However, since the question was worded to be such a no-brainer, I suspect any sane person would agree or stongly agree with it. This makes is pretty much useless as a barometer of any political leanings of the test taker.

Again, there are such people - someone even came up with a justification for Disagree in the thread discussing the Compass’s accuracy. And if it’s so useless, how come we get such different final scores?

(0.75, -5)


In fact, many corporations DO voluntarily engage in programs designed to reduce pollution, such as ISO 14000 certification, sustainable forestry programs, and the like. BobLibDem’s claim is provably false; if you’d all like a list of corporations that have vokluntarily undertaken ISO 14000 certification I would be happy to supply it. I sincerely doubt many people in this thread even know what I’m referring to, because this stuff doesn’t make the fear-laden U.S. press. But they’re very popular programs that a great many major corporations are engaged in, and they’re effective. It’s absurd to respond “Strongly agree” when thousands of companies are paying thousands (and in the cases of the big ones, many tens of thousands) of dollars to be audited to environmental compliance in a VOLUNTARY program.

However, economic reality being what it is, you always need some enforcement mechanism to address externalities, because while some people will be conscientious, some will not, and most companies don’t pursue voluntary programs and don’t really put much effort into it. So “agree” is my answer.
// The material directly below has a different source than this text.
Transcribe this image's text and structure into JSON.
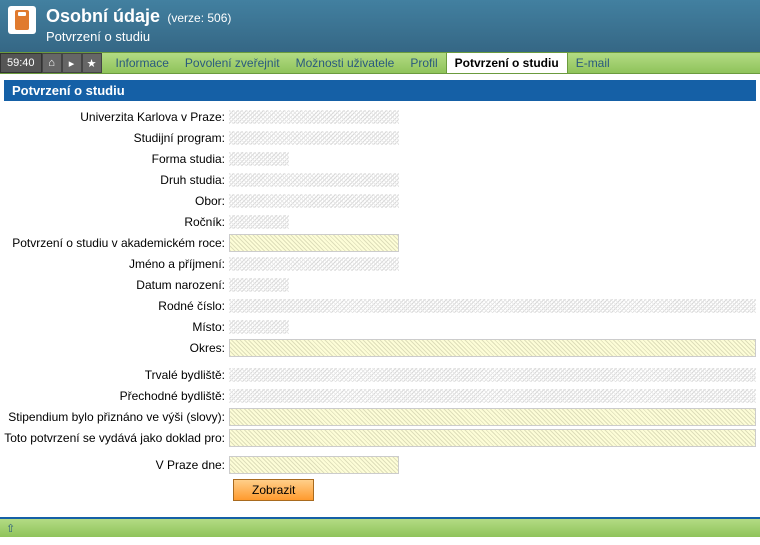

Since no one else is willing to do so, I’d like to make an argument in favor of disagreeing with this statement. It’s late and this is off the top of my head, so take it for what its worth. The statement “Corporations cannot be trusted to voluntarily respect the environment”, does not contain the absolute term “All” in the front. Also, it merely says respect, not maintain or improve, or protect. So, logically, the opposite of this (or what you are agreeing to if you disagree with the stement as presented) might be “Some corporations can be trusted to voluntarily respect the environtment.” If that is what is meant by “disagree”, then I think it is surprising that more people do not disagree with the statement as written.
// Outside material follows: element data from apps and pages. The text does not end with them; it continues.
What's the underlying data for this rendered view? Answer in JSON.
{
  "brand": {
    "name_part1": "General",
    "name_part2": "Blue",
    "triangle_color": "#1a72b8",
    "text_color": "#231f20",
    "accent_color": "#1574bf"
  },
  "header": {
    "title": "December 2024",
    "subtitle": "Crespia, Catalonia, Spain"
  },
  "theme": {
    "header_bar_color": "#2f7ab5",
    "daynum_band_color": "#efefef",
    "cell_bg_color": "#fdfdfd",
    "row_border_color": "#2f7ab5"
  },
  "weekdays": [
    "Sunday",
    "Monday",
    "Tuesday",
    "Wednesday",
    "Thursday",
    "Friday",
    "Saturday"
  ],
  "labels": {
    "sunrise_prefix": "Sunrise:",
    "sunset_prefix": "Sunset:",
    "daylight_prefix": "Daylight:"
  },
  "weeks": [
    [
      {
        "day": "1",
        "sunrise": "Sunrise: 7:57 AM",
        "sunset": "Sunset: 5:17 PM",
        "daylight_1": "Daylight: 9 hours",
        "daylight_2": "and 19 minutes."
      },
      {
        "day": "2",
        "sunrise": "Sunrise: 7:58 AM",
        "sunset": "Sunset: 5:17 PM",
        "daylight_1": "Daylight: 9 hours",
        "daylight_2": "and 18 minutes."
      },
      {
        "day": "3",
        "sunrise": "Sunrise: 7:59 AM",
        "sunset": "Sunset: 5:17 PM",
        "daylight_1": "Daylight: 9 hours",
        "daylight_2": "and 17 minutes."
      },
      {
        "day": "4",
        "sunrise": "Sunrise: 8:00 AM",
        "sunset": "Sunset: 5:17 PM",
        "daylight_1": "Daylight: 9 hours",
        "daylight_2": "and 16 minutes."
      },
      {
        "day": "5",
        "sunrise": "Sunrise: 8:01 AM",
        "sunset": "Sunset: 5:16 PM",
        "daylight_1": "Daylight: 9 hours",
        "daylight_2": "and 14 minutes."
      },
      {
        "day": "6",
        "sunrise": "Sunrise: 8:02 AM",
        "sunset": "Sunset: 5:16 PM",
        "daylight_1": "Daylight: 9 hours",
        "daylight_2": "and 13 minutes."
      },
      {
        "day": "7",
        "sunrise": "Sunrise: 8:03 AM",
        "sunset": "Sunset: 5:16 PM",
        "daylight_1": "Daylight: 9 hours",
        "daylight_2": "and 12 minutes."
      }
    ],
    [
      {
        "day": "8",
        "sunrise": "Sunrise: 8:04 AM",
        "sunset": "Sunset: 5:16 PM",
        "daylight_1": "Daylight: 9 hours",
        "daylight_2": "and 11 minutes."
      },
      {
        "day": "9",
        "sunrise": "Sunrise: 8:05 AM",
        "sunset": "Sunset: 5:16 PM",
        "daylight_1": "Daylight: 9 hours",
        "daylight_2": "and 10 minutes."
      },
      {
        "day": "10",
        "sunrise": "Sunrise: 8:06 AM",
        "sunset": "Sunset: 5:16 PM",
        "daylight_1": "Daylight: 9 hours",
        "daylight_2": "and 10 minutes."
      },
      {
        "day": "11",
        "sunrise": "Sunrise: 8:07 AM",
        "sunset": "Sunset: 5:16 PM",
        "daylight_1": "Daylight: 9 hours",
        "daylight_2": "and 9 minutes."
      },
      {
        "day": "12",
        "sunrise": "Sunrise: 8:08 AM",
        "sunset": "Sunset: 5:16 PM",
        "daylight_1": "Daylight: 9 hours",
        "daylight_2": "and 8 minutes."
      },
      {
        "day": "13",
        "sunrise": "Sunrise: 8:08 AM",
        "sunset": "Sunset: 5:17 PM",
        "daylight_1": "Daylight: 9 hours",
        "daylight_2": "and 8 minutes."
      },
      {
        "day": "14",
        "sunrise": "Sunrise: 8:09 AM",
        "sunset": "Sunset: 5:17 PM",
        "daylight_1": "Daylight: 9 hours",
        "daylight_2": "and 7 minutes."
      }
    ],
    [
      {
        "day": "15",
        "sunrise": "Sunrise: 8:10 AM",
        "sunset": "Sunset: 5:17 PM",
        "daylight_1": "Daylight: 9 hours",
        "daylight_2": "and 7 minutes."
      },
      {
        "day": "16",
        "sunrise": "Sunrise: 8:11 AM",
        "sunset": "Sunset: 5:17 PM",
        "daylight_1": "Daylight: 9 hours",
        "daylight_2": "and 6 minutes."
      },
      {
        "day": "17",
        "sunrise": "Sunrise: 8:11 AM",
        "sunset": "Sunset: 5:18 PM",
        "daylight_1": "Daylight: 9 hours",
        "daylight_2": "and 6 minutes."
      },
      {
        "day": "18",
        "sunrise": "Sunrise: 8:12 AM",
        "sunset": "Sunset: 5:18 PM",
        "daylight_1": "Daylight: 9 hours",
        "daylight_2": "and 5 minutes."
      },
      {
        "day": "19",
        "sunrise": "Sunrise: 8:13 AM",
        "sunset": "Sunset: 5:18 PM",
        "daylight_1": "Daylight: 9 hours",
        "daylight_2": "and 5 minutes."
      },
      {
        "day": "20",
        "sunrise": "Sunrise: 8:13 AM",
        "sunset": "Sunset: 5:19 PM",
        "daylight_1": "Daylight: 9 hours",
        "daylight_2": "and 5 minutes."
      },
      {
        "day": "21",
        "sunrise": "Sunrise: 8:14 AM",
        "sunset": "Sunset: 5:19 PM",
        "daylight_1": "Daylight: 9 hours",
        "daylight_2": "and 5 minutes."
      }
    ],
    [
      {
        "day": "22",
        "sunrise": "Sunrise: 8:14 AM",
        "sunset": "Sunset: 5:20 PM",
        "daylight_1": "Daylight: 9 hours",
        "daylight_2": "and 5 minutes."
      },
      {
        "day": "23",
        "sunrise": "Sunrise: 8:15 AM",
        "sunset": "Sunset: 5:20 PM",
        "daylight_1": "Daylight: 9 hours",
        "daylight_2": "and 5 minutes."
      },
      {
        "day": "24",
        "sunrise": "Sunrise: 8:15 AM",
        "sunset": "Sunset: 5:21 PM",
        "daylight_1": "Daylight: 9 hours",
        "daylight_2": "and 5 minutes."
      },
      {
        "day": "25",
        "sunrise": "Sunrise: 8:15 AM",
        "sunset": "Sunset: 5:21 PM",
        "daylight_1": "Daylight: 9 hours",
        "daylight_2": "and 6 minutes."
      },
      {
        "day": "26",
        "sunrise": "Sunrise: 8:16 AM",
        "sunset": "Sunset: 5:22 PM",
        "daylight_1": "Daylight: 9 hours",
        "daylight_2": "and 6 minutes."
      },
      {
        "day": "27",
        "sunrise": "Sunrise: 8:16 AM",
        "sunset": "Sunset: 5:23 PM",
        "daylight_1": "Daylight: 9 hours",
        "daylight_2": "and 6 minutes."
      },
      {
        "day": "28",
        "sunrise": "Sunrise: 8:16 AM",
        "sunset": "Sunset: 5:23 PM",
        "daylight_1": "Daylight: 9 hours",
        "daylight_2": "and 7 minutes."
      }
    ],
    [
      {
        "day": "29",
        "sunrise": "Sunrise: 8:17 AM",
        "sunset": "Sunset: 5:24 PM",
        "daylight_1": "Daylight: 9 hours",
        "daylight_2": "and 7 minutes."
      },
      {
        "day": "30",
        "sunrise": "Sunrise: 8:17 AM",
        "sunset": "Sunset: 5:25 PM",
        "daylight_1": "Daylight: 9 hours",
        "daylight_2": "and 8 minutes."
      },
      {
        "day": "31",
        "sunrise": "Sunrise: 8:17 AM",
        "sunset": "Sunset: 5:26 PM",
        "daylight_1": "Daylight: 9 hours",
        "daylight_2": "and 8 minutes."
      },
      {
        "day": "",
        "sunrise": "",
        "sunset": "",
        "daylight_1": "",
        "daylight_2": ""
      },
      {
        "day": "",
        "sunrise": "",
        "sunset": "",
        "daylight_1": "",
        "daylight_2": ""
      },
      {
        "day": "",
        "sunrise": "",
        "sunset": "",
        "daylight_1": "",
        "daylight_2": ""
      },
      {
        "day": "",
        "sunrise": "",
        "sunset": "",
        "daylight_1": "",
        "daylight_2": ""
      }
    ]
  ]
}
However, I suspect (correct me if I am wrong) that this is not what most people take as the meaning for disagree. Am I correct in assuming that most of you read some sort of maintenance, protection, or improvement concept into the idea of respecting the environment? That is did most of you read disagreement more like agreement with: “All (or most perhaps) corporations can be trusted to damage the environment.”?
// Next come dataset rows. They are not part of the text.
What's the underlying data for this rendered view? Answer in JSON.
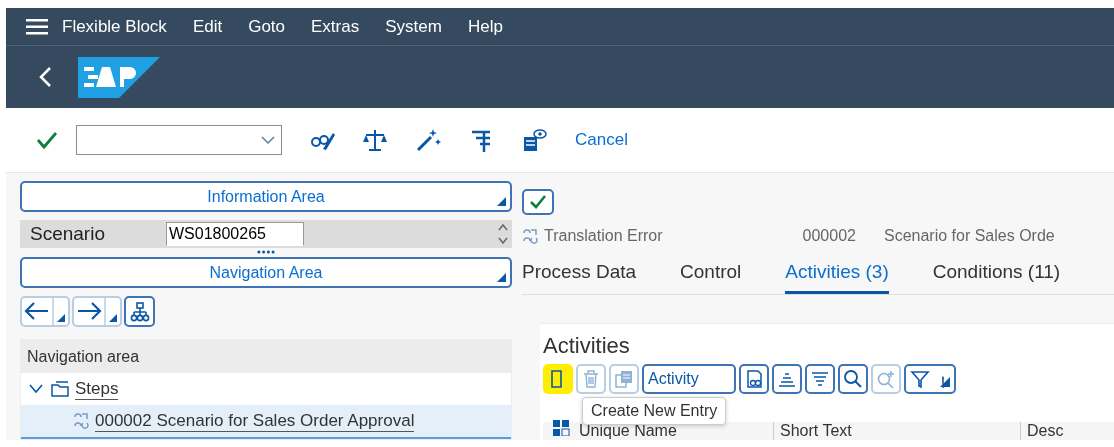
{
  "menu_bar": {
    "items": [
      "Flexible Block",
      "Edit",
      "Goto",
      "Extras",
      "System",
      "Help"
    ]
  },
  "toolbar": {
    "buttons": [
      {
        "kind": "display"
      },
      {
        "kind": "scale"
      },
      {
        "kind": "wizard"
      },
      {
        "kind": "filter"
      },
      {
        "kind": "viewer"
      }
    ],
    "cancel": "Cancel"
  },
  "left_panel": {
    "information_area": "Information Area",
    "scenario": {
      "label": "Scenario",
      "value": "WS01800265"
    },
    "navigation_area": "Navigation Area",
    "tree": {
      "header": "Navigation area",
      "items": [
        {
          "label": "Steps",
          "expanded": true,
          "selected": false,
          "children": [
            {
              "label": "000002 Scenario for Sales Order Approval",
              "selected": true
            }
          ]
        }
      ]
    }
  },
  "right_panel": {
    "step": {
      "type": "Translation Error",
      "number": "000002",
      "description": "Scenario for Sales Orde"
    },
    "tabs": [
      {
        "label": "Process Data",
        "selected": false
      },
      {
        "label": "Control",
        "selected": false
      },
      {
        "label": "Activities (3)",
        "selected": true
      },
      {
        "label": "Conditions (11)",
        "selected": false
      }
    ],
    "activities": {
      "title": "Activities",
      "toolbar": [
        {
          "kind": "create",
          "highlighted": true,
          "disabled": false
        },
        {
          "kind": "delete",
          "highlighted": false,
          "disabled": true
        },
        {
          "kind": "copy",
          "highlighted": false,
          "disabled": true
        },
        {
          "kind": "dropdown",
          "label": "Activity",
          "highlighted": false,
          "disabled": false
        },
        {
          "kind": "details",
          "highlighted": false,
          "disabled": false
        },
        {
          "kind": "sort-asc",
          "highlighted": false,
          "disabled": false
        },
        {
          "kind": "sort-desc",
          "highlighted": false,
          "disabled": false
        },
        {
          "kind": "find",
          "highlighted": false,
          "disabled": false
        },
        {
          "kind": "find-next",
          "highlighted": false,
          "disabled": true
        },
        {
          "kind": "filter",
          "highlighted": false,
          "disabled": false
        }
      ],
      "tooltip": "Create New Entry",
      "columns": [
        "Unique Name",
        "Short Text",
        "Desc"
      ]
    }
  }
}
I’m not sure how the question is used to shift a respondant’s score. That is, I am not sure how the scoring algorithm interprets disagreement. But it seems from your responses that most people thing disagreement with this statement means agreement with some form of the idea that most corporations will damage the environment if they can. I’m not sure that such a position is strictly warranted. either from the wording of the statement (all is not included and they only ask about respecting), nor from the nature of corporations.

Certainly some corporations have damaged our environment. However, I would require some good data before I believed that most do. I would even hesitate to believe that many do. And since we are talking about voluntary actions as opposed to accidents, we should probably limit such damaging corporations to those who knowingly do so. I am very reluctant indeed to believe that most or many corporations knowingly damamge the environment. Such a position seems out of touch with reality.

Just for the record, I’m not sure where I voted on this one. I know I went back and forth between agree and disagree. I can’t remember how I ended up.

(-5, -3.4) Strongly Agree

I think this society has created a socialpsychology that is not in tune with the environment. Our cities are technological traps that ignore the environment. These houses facing Cartesian grids of streets make no use of potential solar power. How much gas and oil could south facing houses have saved since the 1970s? How many architectural schools teach passive solar design?

Dal Timgar

I didn’t say the test was useless. I said this particular question was useless.